“A recent study concluded the coronavirus causing COVID-19 has the ability to survive on certain types of surfaces for hours to a few days,” said senior study author Jason Stull, assistant professor of veterinary preventive medicine at the Ohio State University, in a press release. “At veterinary practices, other businesses and certainly human hospitals, surface cleaning and disinfection is extremely important. People come in and may contaminate an area and that area potentially can serve as a source of infection for other people.”

Currently, Stull has assessed approximately 5000 surfaces over the course of the study, which showed 50% of surfaces were cleaned, with broad variations by type of surface and hospital location. Human-touched surfaces were still the least likely to be cleaned.

This study measured everyday cleaning practices in a location where people spend a lot of time with different animals and different people.

“Plenty of industries and groups outside of human health care have ramped up their efforts to clean and disinfect common-touch surfaces,” Stull said in the press release. “The take-home messages from our study can have important parallels for others, such as other veterinary clinics, but also groups such as grocery stores.”

Even before the COVID-19 pandemic occurred, Stull recognized the importance of implementing proper hygiene no matter where you go, and to concentrate cleaning common-touch surfaces, such as doorknobs and countertops.

“Our study also highlights that, despite our best efforts, 100% cleaning and disinfection is unlikely to occur,” Stull said in the release. “This is important to remember, as regardless of where you visit, it’s also best to assume surfaces may be contaminated—and before you come back into your home, you should follow the recommendations to clean your hands and clean items you’ve handled.”

When we get to the end of this pandemic, the hardest part will be to continue living in a healthier way, according to Stull. “When we get to the end of this, and at some point that will happen, you will likely see people revert back to their norm,” Stull said in the release. “What we need is a culture shift, so people recognize that infection control through hand-washing and thorough cleaning of shared surfaces is a critically important thing we can all do all the time, and it has measurable impact.”
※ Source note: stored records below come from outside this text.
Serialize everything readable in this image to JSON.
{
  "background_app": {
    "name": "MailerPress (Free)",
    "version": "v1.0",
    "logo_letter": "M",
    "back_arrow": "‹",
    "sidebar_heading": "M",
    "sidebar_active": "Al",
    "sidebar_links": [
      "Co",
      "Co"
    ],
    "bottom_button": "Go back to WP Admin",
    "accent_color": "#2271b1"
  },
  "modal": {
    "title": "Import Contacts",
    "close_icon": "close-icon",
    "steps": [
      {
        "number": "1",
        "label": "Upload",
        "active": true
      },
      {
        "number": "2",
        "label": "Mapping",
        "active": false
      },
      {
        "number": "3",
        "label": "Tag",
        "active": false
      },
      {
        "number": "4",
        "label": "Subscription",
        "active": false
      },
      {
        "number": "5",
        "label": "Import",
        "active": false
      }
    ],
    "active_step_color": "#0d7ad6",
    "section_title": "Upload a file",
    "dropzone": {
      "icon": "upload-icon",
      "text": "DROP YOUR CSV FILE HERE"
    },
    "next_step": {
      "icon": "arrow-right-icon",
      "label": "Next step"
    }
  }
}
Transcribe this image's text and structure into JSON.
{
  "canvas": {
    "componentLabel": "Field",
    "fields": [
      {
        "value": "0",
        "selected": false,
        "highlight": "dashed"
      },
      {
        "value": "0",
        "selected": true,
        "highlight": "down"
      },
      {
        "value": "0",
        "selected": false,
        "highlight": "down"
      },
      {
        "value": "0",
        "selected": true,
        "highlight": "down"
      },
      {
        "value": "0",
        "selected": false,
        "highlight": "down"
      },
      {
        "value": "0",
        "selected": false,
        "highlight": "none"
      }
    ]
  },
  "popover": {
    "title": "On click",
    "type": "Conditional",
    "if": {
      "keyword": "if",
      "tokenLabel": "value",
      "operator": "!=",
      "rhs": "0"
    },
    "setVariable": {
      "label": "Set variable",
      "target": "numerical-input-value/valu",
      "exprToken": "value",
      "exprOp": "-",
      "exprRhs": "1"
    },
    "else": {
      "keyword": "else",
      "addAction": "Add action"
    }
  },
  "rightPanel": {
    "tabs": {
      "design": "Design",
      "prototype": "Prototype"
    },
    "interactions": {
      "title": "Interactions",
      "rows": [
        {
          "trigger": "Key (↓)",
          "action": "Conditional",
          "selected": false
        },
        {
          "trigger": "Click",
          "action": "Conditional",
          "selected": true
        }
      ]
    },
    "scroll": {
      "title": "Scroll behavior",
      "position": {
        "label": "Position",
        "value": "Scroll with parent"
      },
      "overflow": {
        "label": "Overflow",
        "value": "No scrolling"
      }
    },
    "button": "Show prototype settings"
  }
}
REFERENCE

Caldwell, Emily. Study shows how diligent we have to be to keep surfaces germ-free. Ohio State News.